• _Task brief_
Repeat all entries word for word; skip images.

• _Data for review_
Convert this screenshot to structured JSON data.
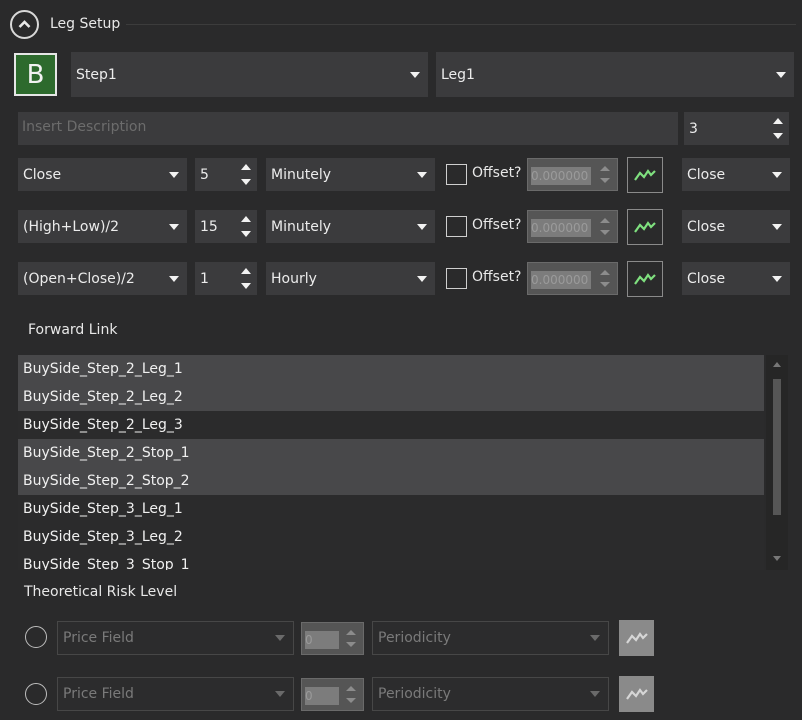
{
  "header": {
    "title": "Leg Setup",
    "collapse_icon": "chevron-up-icon"
  },
  "badge": {
    "letter": "B",
    "color": "#2d6a2d"
  },
  "step_select": {
    "value": "Step1"
  },
  "leg_select": {
    "value": "Leg1"
  },
  "description": {
    "placeholder": "Insert Description"
  },
  "count": {
    "value": "3"
  },
  "rows": [
    {
      "price_field": "Close",
      "period_count": "5",
      "periodicity": "Minutely",
      "offset_label": "Offset?",
      "offset_value": "0.000000",
      "output": "Close"
    },
    {
      "price_field": "(High+Low)/2",
      "period_count": "15",
      "periodicity": "Minutely",
      "offset_label": "Offset?",
      "offset_value": "0.000000",
      "output": "Close"
    },
    {
      "price_field": "(Open+Close)/2",
      "period_count": "1",
      "periodicity": "Hourly",
      "offset_label": "Offset?",
      "offset_value": "0.000000",
      "output": "Close"
    }
  ],
  "forward_link": {
    "label": "Forward Link",
    "items": [
      {
        "label": "BuySide_Step_2_Leg_1",
        "selected": true
      },
      {
        "label": "BuySide_Step_2_Leg_2",
        "selected": true
      },
      {
        "label": "BuySide_Step_2_Leg_3",
        "selected": false
      },
      {
        "label": "BuySide_Step_2_Stop_1",
        "selected": true
      },
      {
        "label": "BuySide_Step_2_Stop_2",
        "selected": true
      },
      {
        "label": "BuySide_Step_3_Leg_1",
        "selected": false
      },
      {
        "label": "BuySide_Step_3_Leg_2",
        "selected": false
      },
      {
        "label": "BuySide_Step_3_Stop_1",
        "selected": false
      }
    ]
  },
  "risk": {
    "label": "Theoretical Risk Level",
    "rows": [
      {
        "price_field_placeholder": "Price Field",
        "count_value": "0",
        "periodicity_placeholder": "Periodicity"
      },
      {
        "price_field_placeholder": "Price Field",
        "count_value": "0",
        "periodicity_placeholder": "Periodicity"
      }
    ]
  },
  "colors": {
    "background": "#2a2a2b",
    "control": "#3b3b3d",
    "chart_line": "#7fe07f"
  }
}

• _Answer space_
Convert this screenshot to structured JSON data.
{
  "header": {
    "title": "Leg Setup",
    "collapse_icon": "chevron-up-icon"
  },
  "badge": {
    "letter": "B",
    "color": "#2d6a2d"
  },
  "step_select": {
    "value": "Step1"
  },
  "leg_select": {
    "value": "Leg1"
  },
  "description": {
    "placeholder": "Insert Description"
  },
  "count": {
    "value": "3"
  },
  "rows": [
    {
      "price_field": "Close",
      "period_count": "5",
      "periodicity": "Minutely",
      "offset_label": "Offset?",
      "offset_value": "0.000000",
      "output": "Close"
    },
    {
      "price_field": "(High+Low)/2",
      "period_count": "15",
      "periodicity": "Minutely",
      "offset_label": "Offset?",
      "offset_value": "0.000000",
      "output": "Close"
    },
    {
      "price_field": "(Open+Close)/2",
      "period_count": "1",
      "periodicity": "Hourly",
      "offset_label": "Offset?",
      "offset_value": "0.000000",
      "output": "Close"
    }
  ],
  "forward_link": {
    "label": "Forward Link",
    "items": [
      {
        "label": "BuySide_Step_2_Leg_1",
        "selected": true
      },
      {
        "label": "BuySide_Step_2_Leg_2",
        "selected": true
      },
      {
        "label": "BuySide_Step_2_Leg_3",
        "selected": false
      },
      {
        "label": "BuySide_Step_2_Stop_1",
        "selected": true
      },
      {
        "label": "BuySide_Step_2_Stop_2",
        "selected": true
      },
      {
        "label": "BuySide_Step_3_Leg_1",
        "selected": false
      },
      {
        "label": "BuySide_Step_3_Leg_2",
        "selected": false
      },
      {
        "label": "BuySide_Step_3_Stop_1",
        "selected": false
      }
    ]
  },
  "risk": {
    "label": "Theoretical Risk Level",
    "rows": [
      {
        "price_field_placeholder": "Price Field",
        "count_value": "0",
        "periodicity_placeholder": "Periodicity"
      },
      {
        "price_field_placeholder": "Price Field",
        "count_value": "0",
        "periodicity_placeholder": "Periodicity"
      }
    ]
  },
  "colors": {
    "background": "#2a2a2b",
    "control": "#3b3b3d",
    "chart_line": "#7fe07f"
  }
}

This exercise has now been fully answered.